The National, Tuesday, May 10, 2011
By JEFFREY ELAPA
MORE than K5 million is being paid to smallholder oil palm growers in Oro every month, a senior officer with Oil Palm Industry Corporation Popondetta revealed.
Project manager Leo Ruki said more than 5,700 small block holders and 3,000 village smallholders receive about K1.5 million a week resulting in the increase of the cash flow in the province which has started to change the living standards of the people.
Ruki said oil palm was greatly assisting in the overall living standard of the people who needed the government to assist by providing the necessary infrastructure.
He added oil palm in the province was a family business, where mothers and children collected loose nuts and the husbands harvested the main bunches.
Payment for their efforts are paid directly to their respective made accounts.
Ruki said the small growers were also entitled to Nasfund benefits and that was good news for growers in the province.
He said with the good turnover, more people were actively engaged in the industry and was one way the people had been kept busy.
Meanwhile, a Sohe leader Steven Kila Pat said the cash flow in the province was more than K5 million a fortnight.
“Beside smallholder oil palm, other sources of cash flow from the province were from wages and royalties from timber operations, salaries, betelnut trade, tourism and fisheries so there could be almost K7 million cash floating in the province every month,” he said.
Former Oro governor Sylvanus Siembo, who accompanied Kila Pat for the Igora Primary School opening, said although there was so much cash in the province, government presence was absent with the lack of services.
He said infrastructure like roads, bridges, schools and other services had crumbled after Cyclone Guba IN 2007.
Siembo said law and order also needed a boost and called on the political leaders from the province to stay with the people and make changes so that more investors could be attracted to the province.

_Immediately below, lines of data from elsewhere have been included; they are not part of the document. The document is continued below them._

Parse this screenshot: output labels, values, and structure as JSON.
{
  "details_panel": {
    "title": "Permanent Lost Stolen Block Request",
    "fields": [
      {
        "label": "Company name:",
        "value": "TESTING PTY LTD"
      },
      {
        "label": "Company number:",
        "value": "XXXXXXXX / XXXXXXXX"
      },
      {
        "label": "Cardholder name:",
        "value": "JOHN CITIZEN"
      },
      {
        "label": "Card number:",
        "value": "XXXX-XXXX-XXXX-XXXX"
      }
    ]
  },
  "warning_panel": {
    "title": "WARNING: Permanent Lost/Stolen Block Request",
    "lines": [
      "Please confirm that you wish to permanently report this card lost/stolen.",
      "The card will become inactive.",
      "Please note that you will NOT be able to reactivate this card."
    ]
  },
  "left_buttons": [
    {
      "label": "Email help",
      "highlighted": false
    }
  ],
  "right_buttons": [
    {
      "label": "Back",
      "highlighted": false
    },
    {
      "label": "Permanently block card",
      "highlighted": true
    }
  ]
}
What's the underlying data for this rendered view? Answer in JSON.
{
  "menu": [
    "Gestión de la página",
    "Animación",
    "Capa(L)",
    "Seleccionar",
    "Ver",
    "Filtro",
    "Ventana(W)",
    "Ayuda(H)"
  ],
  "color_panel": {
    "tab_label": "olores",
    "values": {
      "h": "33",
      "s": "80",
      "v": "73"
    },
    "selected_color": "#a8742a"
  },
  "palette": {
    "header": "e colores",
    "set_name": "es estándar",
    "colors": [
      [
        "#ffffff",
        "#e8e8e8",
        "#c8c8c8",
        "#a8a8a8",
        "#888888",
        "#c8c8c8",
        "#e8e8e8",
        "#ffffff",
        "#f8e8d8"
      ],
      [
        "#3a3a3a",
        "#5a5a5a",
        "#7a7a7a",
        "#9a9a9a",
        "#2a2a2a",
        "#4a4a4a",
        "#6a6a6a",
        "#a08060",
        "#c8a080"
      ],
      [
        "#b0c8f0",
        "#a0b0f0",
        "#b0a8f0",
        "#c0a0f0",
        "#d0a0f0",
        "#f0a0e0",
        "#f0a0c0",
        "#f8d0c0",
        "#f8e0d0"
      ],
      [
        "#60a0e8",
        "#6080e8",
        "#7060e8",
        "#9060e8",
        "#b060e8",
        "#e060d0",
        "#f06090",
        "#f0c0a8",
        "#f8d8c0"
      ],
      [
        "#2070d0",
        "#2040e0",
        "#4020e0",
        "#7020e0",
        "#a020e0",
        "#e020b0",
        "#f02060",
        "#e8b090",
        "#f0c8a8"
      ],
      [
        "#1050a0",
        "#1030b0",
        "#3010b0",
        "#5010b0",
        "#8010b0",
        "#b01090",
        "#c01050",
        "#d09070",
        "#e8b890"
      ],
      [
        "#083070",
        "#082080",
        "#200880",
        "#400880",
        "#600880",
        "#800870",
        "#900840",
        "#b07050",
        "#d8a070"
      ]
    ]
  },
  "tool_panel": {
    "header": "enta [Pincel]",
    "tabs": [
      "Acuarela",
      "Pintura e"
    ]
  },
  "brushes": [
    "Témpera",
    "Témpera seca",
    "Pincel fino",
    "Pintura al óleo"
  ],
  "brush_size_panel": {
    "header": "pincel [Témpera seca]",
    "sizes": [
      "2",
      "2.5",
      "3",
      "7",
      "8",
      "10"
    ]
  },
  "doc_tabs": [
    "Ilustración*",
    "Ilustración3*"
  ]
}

He said people were keen to work on their land but the government had to assist them, adding that agriculture was the way forward and the government should invest more in it.